**DATA RECORDS:**
- - -

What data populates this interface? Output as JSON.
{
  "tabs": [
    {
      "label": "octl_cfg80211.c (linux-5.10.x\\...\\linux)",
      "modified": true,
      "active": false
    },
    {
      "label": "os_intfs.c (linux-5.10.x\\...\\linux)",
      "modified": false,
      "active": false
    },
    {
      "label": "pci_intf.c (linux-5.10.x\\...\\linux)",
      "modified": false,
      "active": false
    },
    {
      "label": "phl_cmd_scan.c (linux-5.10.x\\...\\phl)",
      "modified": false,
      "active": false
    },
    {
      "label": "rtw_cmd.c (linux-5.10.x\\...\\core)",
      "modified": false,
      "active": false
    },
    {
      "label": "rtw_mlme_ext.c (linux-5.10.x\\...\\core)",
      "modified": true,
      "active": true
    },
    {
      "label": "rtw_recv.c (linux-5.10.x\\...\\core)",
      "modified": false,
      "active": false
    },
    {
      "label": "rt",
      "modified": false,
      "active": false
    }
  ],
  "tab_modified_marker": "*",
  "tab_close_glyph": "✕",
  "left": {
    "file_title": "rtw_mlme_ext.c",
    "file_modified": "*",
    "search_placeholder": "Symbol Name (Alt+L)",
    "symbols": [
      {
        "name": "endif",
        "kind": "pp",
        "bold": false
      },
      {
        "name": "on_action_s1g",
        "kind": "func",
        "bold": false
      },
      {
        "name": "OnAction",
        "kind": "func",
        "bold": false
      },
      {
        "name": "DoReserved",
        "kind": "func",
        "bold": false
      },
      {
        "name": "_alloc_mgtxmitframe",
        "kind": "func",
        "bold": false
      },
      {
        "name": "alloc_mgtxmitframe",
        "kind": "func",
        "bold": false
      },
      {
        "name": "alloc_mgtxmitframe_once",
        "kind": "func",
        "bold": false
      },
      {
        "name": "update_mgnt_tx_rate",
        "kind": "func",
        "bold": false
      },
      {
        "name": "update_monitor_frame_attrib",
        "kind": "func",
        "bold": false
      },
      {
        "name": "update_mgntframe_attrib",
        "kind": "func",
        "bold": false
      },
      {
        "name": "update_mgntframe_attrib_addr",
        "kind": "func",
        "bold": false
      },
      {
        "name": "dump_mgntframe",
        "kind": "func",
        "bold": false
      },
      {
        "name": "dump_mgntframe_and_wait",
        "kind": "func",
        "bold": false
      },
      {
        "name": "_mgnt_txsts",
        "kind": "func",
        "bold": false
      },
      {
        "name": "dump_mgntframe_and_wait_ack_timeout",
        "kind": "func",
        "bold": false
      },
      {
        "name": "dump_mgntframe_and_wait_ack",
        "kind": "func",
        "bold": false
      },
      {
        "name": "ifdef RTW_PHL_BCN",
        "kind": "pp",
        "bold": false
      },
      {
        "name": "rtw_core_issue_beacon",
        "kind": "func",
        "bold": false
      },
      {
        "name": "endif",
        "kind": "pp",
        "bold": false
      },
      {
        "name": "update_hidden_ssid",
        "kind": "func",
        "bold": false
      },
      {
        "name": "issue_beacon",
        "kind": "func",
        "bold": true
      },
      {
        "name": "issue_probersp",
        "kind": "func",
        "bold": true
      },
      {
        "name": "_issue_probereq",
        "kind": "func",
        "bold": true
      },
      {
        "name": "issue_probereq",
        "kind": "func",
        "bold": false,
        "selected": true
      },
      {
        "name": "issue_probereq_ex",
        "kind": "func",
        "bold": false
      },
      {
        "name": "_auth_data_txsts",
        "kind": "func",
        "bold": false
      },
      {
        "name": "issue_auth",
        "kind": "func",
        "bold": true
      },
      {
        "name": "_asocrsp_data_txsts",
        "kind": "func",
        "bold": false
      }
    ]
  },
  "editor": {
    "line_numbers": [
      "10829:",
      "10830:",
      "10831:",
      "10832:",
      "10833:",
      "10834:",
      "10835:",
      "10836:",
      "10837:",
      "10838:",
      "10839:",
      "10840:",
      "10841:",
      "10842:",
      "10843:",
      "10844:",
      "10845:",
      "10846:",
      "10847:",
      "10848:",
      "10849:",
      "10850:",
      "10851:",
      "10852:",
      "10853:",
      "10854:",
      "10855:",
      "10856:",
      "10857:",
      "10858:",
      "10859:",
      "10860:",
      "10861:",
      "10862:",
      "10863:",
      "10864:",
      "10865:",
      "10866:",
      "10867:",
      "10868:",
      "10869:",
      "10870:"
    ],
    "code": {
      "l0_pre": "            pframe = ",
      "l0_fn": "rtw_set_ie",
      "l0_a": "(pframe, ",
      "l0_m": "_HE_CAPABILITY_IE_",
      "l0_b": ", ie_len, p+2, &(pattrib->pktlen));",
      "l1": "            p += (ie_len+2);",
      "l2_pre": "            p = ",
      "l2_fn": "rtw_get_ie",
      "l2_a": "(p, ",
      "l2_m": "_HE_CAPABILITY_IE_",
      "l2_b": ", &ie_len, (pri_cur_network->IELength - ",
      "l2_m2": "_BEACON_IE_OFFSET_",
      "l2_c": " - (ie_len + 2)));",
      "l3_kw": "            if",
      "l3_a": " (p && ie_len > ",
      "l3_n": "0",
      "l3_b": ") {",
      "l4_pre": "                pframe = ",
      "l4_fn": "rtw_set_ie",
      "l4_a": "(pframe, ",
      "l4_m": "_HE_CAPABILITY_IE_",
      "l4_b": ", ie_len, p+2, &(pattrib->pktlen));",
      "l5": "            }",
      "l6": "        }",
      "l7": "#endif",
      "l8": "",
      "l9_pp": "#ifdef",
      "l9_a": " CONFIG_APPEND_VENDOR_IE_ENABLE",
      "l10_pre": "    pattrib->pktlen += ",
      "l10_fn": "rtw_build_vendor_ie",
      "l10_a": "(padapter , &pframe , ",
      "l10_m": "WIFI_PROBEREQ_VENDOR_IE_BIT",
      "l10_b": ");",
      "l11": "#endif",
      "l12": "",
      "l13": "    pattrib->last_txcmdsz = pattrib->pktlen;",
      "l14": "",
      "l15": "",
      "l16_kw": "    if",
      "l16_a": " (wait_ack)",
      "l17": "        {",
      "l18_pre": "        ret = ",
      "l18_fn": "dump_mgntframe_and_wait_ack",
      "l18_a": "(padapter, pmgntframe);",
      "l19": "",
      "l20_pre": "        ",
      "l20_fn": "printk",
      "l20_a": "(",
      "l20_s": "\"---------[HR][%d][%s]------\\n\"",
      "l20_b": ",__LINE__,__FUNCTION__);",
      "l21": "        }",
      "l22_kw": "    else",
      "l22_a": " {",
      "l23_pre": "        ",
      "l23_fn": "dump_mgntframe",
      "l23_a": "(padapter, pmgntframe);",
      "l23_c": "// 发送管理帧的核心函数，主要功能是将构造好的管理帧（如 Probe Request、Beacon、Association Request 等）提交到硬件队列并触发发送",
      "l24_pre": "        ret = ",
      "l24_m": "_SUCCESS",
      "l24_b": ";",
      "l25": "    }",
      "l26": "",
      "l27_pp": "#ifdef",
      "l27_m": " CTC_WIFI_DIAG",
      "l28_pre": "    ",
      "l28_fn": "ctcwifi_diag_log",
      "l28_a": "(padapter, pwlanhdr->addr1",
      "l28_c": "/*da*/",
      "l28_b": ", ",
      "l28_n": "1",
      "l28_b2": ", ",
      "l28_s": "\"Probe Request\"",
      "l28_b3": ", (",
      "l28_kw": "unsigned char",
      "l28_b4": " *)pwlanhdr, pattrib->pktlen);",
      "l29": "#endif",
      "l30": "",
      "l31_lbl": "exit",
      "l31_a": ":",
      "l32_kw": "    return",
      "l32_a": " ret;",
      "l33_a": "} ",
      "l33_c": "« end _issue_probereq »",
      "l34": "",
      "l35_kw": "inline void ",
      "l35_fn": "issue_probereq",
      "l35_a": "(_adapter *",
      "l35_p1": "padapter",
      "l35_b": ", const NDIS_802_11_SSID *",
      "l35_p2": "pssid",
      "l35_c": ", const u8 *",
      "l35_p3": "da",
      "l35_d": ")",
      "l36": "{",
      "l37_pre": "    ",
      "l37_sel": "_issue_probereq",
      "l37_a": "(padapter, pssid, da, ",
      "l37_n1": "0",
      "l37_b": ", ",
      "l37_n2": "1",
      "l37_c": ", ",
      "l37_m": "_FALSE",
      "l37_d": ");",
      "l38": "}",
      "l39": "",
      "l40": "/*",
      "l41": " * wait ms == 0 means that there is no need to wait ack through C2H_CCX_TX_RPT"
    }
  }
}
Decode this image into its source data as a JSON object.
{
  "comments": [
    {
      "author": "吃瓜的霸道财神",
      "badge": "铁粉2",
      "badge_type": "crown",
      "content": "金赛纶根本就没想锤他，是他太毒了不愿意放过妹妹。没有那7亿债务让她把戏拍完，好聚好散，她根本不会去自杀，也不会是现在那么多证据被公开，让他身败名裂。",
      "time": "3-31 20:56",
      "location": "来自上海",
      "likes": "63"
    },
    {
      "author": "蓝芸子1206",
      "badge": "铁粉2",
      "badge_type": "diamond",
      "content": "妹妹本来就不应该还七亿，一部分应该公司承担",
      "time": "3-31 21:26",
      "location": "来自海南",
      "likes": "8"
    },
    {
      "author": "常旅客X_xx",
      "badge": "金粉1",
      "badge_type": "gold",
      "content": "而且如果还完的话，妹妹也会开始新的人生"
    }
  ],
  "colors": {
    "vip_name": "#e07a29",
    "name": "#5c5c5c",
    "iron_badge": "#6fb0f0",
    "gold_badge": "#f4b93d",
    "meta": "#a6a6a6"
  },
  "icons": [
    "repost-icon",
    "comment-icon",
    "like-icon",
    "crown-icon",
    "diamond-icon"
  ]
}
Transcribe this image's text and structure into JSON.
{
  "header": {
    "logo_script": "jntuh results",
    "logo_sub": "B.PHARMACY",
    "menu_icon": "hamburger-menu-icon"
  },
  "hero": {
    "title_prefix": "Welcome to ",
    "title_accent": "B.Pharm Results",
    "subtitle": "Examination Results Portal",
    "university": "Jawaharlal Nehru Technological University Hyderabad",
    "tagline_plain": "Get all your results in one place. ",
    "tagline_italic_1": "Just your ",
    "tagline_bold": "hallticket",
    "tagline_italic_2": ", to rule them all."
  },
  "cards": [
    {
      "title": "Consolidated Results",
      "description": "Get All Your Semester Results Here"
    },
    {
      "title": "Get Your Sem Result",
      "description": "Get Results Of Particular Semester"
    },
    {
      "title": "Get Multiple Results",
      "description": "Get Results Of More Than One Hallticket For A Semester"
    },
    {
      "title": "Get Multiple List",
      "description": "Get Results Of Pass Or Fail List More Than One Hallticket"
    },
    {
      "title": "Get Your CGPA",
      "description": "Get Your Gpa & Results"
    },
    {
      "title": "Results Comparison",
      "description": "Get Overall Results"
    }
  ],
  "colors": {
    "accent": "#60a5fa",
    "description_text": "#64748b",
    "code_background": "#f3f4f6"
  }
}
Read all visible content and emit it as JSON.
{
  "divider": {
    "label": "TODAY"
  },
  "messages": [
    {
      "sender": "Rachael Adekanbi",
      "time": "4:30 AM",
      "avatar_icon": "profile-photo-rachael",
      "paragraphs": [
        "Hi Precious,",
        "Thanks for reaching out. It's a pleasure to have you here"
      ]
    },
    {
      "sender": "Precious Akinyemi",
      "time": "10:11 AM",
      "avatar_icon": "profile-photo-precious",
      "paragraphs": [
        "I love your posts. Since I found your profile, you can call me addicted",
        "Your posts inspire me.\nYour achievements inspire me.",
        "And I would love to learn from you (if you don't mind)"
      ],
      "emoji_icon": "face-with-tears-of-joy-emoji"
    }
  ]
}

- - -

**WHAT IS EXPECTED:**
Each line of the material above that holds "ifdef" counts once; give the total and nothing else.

**OUTPUT BELOW:**
3